EHF Court of Handball decisions
The Court of Handball has released three decisions in connection with the fifth round match of the 2018/19 VELUX EHF Champions League Group Phase between PGE Vive Kielce (POL) and HC Vardar (MKD).
Direct Disqualification of Vuko Borozan, HC Vardar (MKD)
Vuko Borozan received a direct red card in the 13:05 minute of the match for having hit an opponent in the face with his forearm while in a defensive position.
The Court of Handball found the player’s behaviour aggressive, reckless and unrelated to any acceptable and usual defensive action and as such, it endangered the opponent’s physical integrity.
In accordance with the EHF List of Penalties, the player is suspended for one match and is therefore not entitled to participate in the 2018/19 VELUX EHF Champions League match: HC Vardar (MKD) vs. HC Meshkov Brest (BLR) taking place on 3 November 2018.
Any appeal against this decision shall not have any suspensive effect.
Direct Disqualification of Alex Dujshebaev, PGE Vive Kielce (POL)
Alex Dujshebaev was directly disqualified in the 34:40 minute of the match for having pushed an opponent following a foul.

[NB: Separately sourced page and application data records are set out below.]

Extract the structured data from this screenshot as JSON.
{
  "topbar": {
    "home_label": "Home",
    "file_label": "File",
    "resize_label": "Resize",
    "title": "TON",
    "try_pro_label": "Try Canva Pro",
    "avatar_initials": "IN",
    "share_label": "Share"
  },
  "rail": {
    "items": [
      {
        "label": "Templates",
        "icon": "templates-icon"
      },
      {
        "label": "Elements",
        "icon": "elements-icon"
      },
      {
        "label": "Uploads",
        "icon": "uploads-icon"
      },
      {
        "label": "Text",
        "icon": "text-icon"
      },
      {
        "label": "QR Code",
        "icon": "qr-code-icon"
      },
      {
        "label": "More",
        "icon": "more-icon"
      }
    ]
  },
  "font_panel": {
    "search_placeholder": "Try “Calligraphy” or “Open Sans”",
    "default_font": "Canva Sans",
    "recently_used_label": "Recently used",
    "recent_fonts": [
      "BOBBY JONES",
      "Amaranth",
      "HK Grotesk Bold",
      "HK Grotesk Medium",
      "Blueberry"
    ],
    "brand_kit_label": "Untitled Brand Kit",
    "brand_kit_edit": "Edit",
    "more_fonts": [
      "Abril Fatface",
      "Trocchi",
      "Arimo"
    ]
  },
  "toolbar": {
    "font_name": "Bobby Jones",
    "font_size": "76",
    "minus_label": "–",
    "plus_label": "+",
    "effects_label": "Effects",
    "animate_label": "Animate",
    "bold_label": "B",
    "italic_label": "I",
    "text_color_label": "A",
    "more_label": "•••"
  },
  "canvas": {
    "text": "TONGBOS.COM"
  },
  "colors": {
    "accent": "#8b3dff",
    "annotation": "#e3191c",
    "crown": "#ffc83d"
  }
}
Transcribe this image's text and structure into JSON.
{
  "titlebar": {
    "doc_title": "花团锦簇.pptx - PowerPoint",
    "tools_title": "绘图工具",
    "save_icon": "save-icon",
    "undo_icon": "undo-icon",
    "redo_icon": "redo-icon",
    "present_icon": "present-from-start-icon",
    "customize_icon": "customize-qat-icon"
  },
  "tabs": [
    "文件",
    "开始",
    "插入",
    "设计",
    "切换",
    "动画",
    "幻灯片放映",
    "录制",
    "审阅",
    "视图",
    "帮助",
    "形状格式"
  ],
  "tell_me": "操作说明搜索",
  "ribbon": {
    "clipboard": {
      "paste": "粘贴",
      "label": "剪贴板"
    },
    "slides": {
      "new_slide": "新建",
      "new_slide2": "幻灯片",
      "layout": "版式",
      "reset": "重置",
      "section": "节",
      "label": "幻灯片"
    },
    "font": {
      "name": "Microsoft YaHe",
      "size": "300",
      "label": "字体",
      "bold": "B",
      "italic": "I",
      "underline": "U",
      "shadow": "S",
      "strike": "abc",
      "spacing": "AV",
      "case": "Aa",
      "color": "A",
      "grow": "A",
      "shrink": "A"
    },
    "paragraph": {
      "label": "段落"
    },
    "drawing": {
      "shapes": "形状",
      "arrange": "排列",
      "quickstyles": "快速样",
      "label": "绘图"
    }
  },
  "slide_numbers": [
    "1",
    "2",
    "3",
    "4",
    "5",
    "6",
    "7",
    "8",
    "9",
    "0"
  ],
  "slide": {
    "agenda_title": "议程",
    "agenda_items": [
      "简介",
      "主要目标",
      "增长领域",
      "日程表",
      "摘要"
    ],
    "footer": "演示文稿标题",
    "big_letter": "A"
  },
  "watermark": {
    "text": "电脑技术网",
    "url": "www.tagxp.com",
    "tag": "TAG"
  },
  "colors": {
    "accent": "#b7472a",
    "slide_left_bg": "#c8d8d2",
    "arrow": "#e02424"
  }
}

The Court of Handball panel did not find the gesture to be particularly aggressive nor reckless, it did not present any risk for the opponent’s physical integrity and thus decided that the sole disqualification of the player from the match is adequate to the specific circumstances of the case and thus that no further sanction beyond the direct disqualification shall therefore be imposed.

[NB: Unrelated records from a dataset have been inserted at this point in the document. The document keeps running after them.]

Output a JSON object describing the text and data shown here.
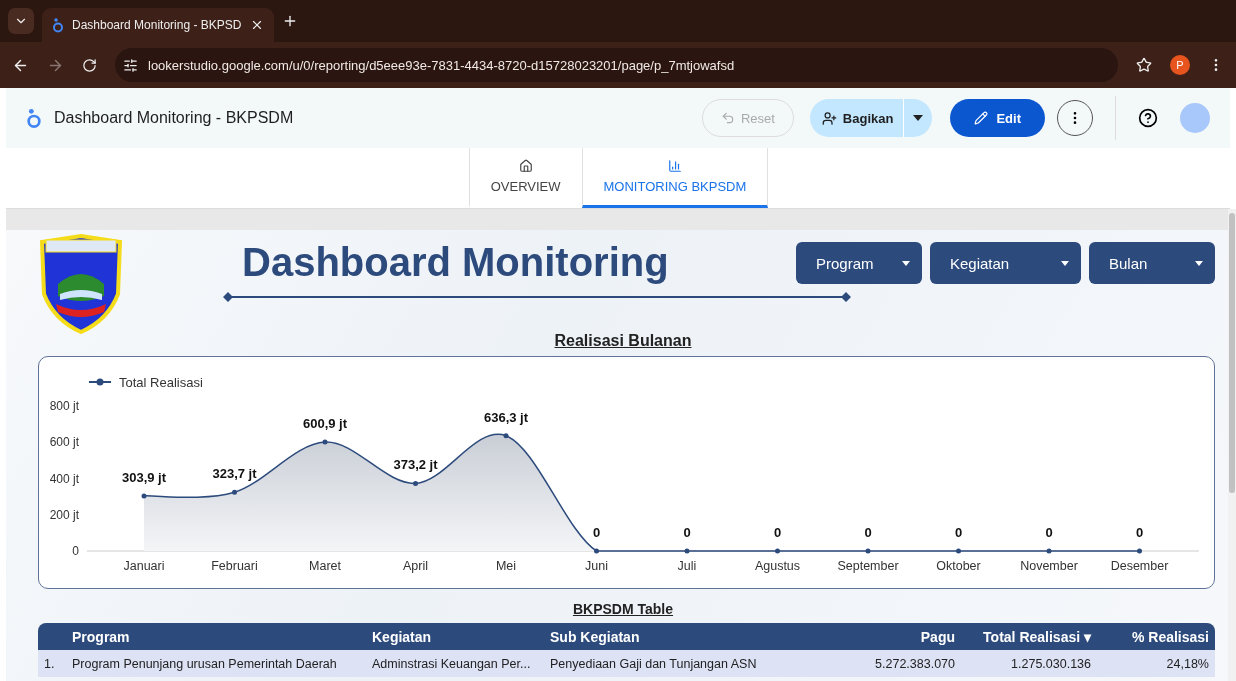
{
  "browser": {
    "tab_title": "Dashboard Monitoring - BKPSD",
    "url": "lookerstudio.google.com/u/0/reporting/d5eee93e-7831-4434-8720-d15728023201/page/p_7mtjowafsd",
    "profile_initial": "P"
  },
  "header": {
    "title": "Dashboard Monitoring - BKPSDM",
    "reset": {
      "label": "Reset",
      "disabled": true
    },
    "share": "Bagikan",
    "edit": "Edit"
  },
  "pages": [
    {
      "label": "OVERVIEW",
      "kind": "home",
      "selected": false
    },
    {
      "label": "MONITORING BKPSDM",
      "kind": "chart",
      "selected": true
    }
  ],
  "report": {
    "title": "Dashboard Monitoring",
    "filters": [
      "Program",
      "Kegiatan",
      "Bulan"
    ],
    "chart_title": "Realisasi Bulanan",
    "chart_data": {
      "type": "line",
      "categories": [
        "Januari",
        "Februari",
        "Maret",
        "April",
        "Mei",
        "Juni",
        "Juli",
        "Agustus",
        "September",
        "Oktober",
        "November",
        "Desember"
      ],
      "series": [
        {
          "name": "Total Realisasi",
          "color": "#2c4a7c",
          "values": [
            304,
            324,
            601,
            373,
            636,
            0,
            0,
            0,
            0,
            0,
            0,
            0
          ]
        }
      ],
      "ylim": [
        0,
        800
      ],
      "yticks": [
        {
          "value": 0,
          "label": "0"
        },
        {
          "value": 200,
          "label": "200 jt"
        },
        {
          "value": 400,
          "label": "400 jt"
        },
        {
          "value": 600,
          "label": "600 jt"
        },
        {
          "value": 800,
          "label": "800 jt"
        }
      ],
      "value_labels": [
        "303,9 jt",
        "323,7 jt",
        "600,9 jt",
        "373,2 jt",
        "636,3 jt",
        "0",
        "0",
        "0",
        "0",
        "0",
        "0",
        "0"
      ]
    },
    "table_title": "BKPSDM Table",
    "table": {
      "sort_indicator": "▾",
      "columns": [
        "",
        "Program",
        "Kegiatan",
        "Sub Kegiatan",
        "Pagu",
        "Total Realisasi",
        "% Realisasi"
      ],
      "rows": [
        [
          "1.",
          "Program Penunjang urusan Pemerintah Daerah",
          "Adminstrasi Keuangan Per...",
          "Penyediaan Gaji dan Tunjangan ASN",
          "5.272.383.070",
          "1.275.030.136",
          "24,18%"
        ]
      ]
    }
  }
}
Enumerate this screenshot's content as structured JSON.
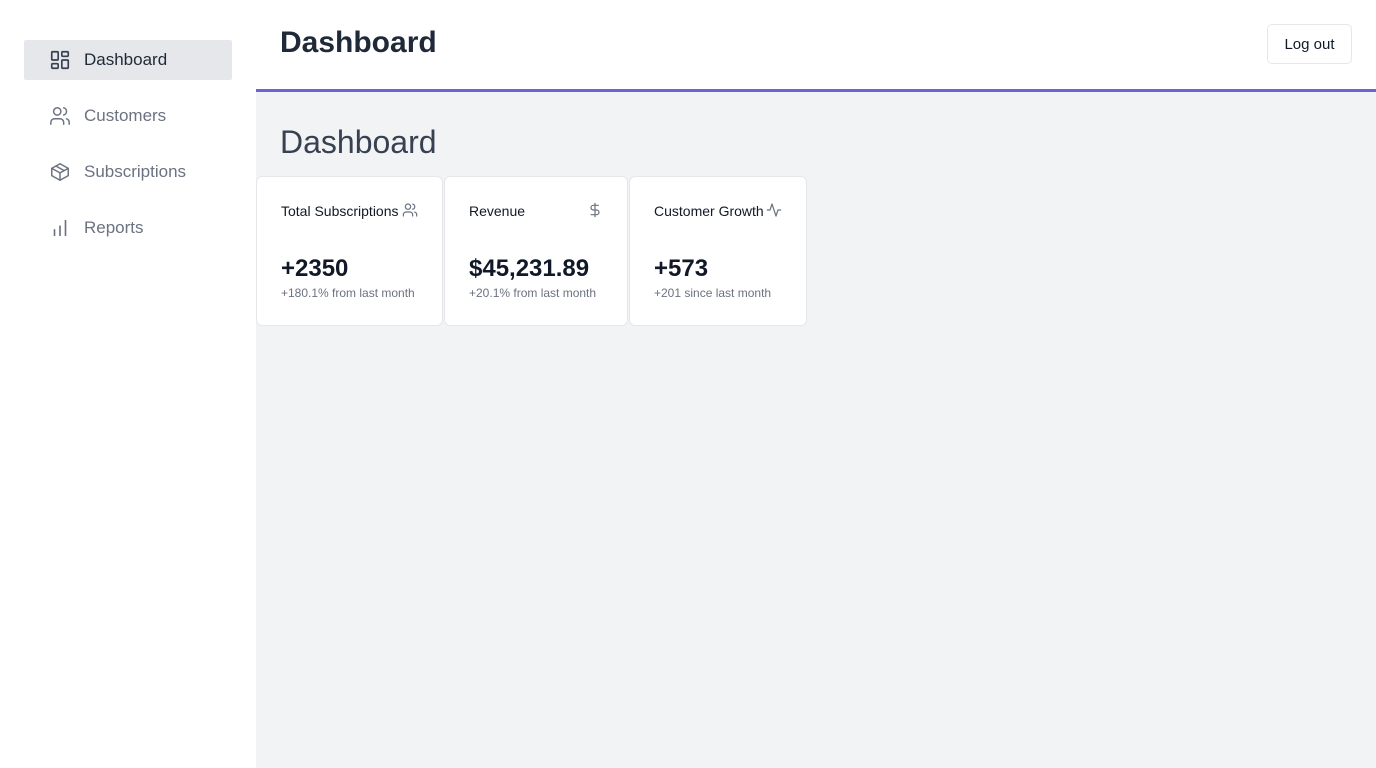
{
  "sidebar": {
    "items": [
      {
        "label": "Dashboard",
        "icon": "dashboard-icon",
        "active": true
      },
      {
        "label": "Customers",
        "icon": "users-icon",
        "active": false
      },
      {
        "label": "Subscriptions",
        "icon": "package-icon",
        "active": false
      },
      {
        "label": "Reports",
        "icon": "bar-chart-icon",
        "active": false
      }
    ]
  },
  "header": {
    "title": "Dashboard",
    "logout_label": "Log out",
    "accent_color": "#6c63d4"
  },
  "main": {
    "title": "Dashboard",
    "cards": [
      {
        "title": "Total Subscriptions",
        "icon": "users-icon",
        "value": "+2350",
        "note": "+180.1% from last month"
      },
      {
        "title": "Revenue",
        "icon": "dollar-icon",
        "value": "$45,231.89",
        "note": "+20.1% from last month"
      },
      {
        "title": "Customer Growth",
        "icon": "activity-icon",
        "value": "+573",
        "note": "+201 since last month"
      }
    ]
  }
}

Unsportsmanlike Behaviour of Timur Dibirov, HC Vardar (MKD)
Timur Dibirov made an offensive gesture to spectators while leaving the playing court after the match.
The Court of Handball found such attitude contrary to the principle of fair play and sportsmanship to be displayed at any time.
These principles are exposed in Article 2, Introduction of the VELUX EHF Champions League Regulations and the EHF Code of Conduct in particular.
The player was fined €3,000 for his conduct, with €1,000 is deferred for a probationary period of two years.
All three decisions may be appealed to the Court of Appeal within seven days.